<p>nice work thanks</p>
<p>how much would this cost? and, just out of curiosity, how easy would it be to modify the project to be some other old game? donkey kong? pong?</p>
<p>Costs depend on where you get parts. Yep my intention was to try and build something that could be modified for other games.</p>
What do you think the cheapest you could do is?
<p>looks like someone just got all parts for $33 in one of comments</p>
<p>cool. I'm going to try the Arduino class and do this when I'm done</p>
<p>Hello, Can I use the 3.5 inch screen instead of the 3.2 inch? Thanks.</p>
<p>Hi</p><p>Ive written the code specifically for this sized screen so probably not without serious modification. This site http://www.rinkydinkelectronics.com has some resources for other types of screens if that helps.</p>
Thank you!<br>
<p>Do you have the file for the case in dxf or the sizes for the case so that the local wood working company near me could convert it into their CAD program?</p>
<p>Hey just put up dfx file that was created using online converter.</p>
<p>Thank you so much!!!! I really appreciate it!</p>
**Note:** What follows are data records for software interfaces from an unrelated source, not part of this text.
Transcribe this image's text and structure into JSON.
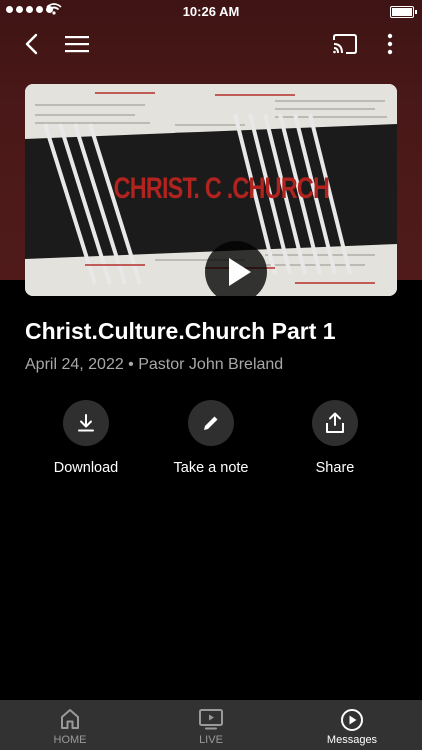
{
  "status_bar": {
    "time": "10:26 AM"
  },
  "toolbar": {
    "back_icon": "chevron-left-icon",
    "menu_icon": "hamburger-menu-icon",
    "cast_icon": "cast-icon",
    "more_icon": "more-vertical-icon"
  },
  "video": {
    "thumbnail_title": "CHRIST. C         .CHURCH",
    "play_icon": "play-icon"
  },
  "message": {
    "title": "Christ.Culture.Church Part 1",
    "meta": "April 24, 2022 • Pastor John Breland"
  },
  "actions": [
    {
      "label": "Download",
      "icon": "download-icon"
    },
    {
      "label": "Take a note",
      "icon": "pencil-icon"
    },
    {
      "label": "Share",
      "icon": "share-icon"
    }
  ],
  "tabs": [
    {
      "label": "HOME",
      "icon": "home-icon",
      "active": false
    },
    {
      "label": "LIVE",
      "icon": "tv-play-icon",
      "active": false
    },
    {
      "label": "Messages",
      "icon": "play-circle-icon",
      "active": true
    }
  ],
  "colors": {
    "header_bg": "#4a1818",
    "background": "#000000",
    "tabbar_bg": "#323232",
    "accent_red": "#b1231f"
  }
}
<p>Hi I'll try and get the file converted to dxf when Im back home (next 24 hours). Most laser companies can cope with a PDF or SVG file however will get thjis for you.</p>
<p>i have only recently 'discovered' Arduino. My son is a retro games developer (RPG) and i would love to make this clock for him. He is an old PacMan fan. Trouble is I am not sure if I can do this. I have ordered the Electronics parts list but my concern is in uploading the files to the MEGA.</p><p>Can I be a real pain in the butt and ask if you would answer my questions (and i am sure there will be many) once i have the parts list in place.</p><p>With thanks, Ken Jarman. kenjarman@gmail.com Sydney, Australia,</p>
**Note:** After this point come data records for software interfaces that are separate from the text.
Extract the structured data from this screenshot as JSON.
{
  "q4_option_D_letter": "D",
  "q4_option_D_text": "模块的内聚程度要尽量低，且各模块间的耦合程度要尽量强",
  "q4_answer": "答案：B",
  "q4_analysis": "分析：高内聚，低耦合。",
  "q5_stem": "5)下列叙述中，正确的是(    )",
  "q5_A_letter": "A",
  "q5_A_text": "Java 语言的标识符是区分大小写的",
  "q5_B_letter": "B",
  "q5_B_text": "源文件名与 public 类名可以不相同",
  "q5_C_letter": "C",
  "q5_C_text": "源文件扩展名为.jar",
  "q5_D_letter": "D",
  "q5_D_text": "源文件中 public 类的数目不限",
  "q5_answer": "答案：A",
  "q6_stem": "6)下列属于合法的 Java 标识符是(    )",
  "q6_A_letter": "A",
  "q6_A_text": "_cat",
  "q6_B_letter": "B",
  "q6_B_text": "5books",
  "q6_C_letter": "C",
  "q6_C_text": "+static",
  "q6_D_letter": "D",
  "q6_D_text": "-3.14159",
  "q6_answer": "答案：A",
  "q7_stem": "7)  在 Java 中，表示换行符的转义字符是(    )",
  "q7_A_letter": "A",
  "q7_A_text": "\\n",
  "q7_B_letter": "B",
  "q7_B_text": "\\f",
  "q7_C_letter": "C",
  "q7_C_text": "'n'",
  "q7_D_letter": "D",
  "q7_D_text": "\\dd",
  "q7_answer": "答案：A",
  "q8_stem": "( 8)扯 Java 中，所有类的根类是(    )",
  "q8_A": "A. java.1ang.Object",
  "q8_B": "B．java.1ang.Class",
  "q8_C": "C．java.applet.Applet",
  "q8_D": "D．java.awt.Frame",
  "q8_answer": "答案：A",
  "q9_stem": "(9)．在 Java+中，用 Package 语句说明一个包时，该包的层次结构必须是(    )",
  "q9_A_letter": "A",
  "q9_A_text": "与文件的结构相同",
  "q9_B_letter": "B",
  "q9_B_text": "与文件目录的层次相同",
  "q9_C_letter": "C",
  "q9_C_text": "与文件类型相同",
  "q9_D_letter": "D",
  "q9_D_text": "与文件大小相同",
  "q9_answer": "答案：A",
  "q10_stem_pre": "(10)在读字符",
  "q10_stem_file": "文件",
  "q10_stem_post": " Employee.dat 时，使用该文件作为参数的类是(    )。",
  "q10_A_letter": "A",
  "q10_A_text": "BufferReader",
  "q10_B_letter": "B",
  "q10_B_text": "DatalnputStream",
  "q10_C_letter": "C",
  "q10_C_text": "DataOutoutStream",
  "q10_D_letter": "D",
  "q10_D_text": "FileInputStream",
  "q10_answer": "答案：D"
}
<p>No problems happy to help. Instructables has a free Arduino Training session where lesson 2 covers how to load the software and upload code here <a href="https://www.instructables.com/class/Arduino-Class/">https://www.instructables.com/class/Arduino-Class/</a></p><p>If you get stuck message me</p><p>TechKiwi</p>
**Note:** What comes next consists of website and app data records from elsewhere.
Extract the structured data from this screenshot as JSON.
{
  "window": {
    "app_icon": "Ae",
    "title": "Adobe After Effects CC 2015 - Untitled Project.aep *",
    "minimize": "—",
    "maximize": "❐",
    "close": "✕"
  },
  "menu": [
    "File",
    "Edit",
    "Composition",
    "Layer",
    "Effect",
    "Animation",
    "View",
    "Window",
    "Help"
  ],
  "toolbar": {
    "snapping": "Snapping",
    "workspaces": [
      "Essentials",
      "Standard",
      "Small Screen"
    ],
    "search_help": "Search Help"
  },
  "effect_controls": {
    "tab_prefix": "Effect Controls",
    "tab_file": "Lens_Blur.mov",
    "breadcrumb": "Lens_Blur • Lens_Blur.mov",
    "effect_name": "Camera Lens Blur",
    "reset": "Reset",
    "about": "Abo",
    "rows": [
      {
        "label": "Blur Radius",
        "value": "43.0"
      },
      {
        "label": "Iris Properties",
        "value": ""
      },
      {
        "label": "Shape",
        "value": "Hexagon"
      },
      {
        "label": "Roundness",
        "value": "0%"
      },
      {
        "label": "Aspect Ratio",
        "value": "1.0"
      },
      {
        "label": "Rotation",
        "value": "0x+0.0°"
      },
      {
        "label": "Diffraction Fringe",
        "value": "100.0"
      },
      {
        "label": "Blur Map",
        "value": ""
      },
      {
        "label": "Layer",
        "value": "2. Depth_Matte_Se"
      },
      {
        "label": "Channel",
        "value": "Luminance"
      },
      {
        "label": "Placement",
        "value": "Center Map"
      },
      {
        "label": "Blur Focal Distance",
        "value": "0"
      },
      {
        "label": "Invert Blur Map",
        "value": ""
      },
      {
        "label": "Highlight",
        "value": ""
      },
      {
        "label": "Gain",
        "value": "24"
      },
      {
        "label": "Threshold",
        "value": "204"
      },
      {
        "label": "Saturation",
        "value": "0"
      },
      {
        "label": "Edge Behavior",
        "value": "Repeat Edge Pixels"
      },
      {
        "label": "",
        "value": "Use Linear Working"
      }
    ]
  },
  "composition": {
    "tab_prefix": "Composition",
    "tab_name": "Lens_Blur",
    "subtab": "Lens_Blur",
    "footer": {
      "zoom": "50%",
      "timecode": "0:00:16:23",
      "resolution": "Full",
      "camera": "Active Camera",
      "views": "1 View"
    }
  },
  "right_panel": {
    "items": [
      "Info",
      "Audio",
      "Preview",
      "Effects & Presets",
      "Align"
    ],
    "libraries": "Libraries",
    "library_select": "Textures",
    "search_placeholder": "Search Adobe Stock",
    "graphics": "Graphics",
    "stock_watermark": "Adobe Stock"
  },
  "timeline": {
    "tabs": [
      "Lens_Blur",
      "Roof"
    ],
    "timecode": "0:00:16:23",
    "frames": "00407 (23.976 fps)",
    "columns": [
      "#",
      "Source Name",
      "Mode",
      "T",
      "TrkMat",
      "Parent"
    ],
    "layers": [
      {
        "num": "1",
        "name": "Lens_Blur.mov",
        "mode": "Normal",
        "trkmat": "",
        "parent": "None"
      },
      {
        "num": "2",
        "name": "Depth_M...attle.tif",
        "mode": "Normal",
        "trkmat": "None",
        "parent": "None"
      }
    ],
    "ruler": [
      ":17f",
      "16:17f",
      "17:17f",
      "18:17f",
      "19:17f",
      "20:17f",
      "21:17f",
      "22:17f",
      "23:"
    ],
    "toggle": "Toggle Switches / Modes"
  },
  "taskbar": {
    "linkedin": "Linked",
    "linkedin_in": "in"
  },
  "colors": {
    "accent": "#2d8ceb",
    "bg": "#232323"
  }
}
About This Instructable




Bio: Crazy about technology and the possibilities it can bring. I love the challenge of building unique things. My goal is to make technology fun, relevant ... More »
More by TechKiwiGadgets:Retro Pac-Man Clock Interactive LED Shoes - Arduino Personalised Word Clock With Animated Time Transitions 
Add instructable to: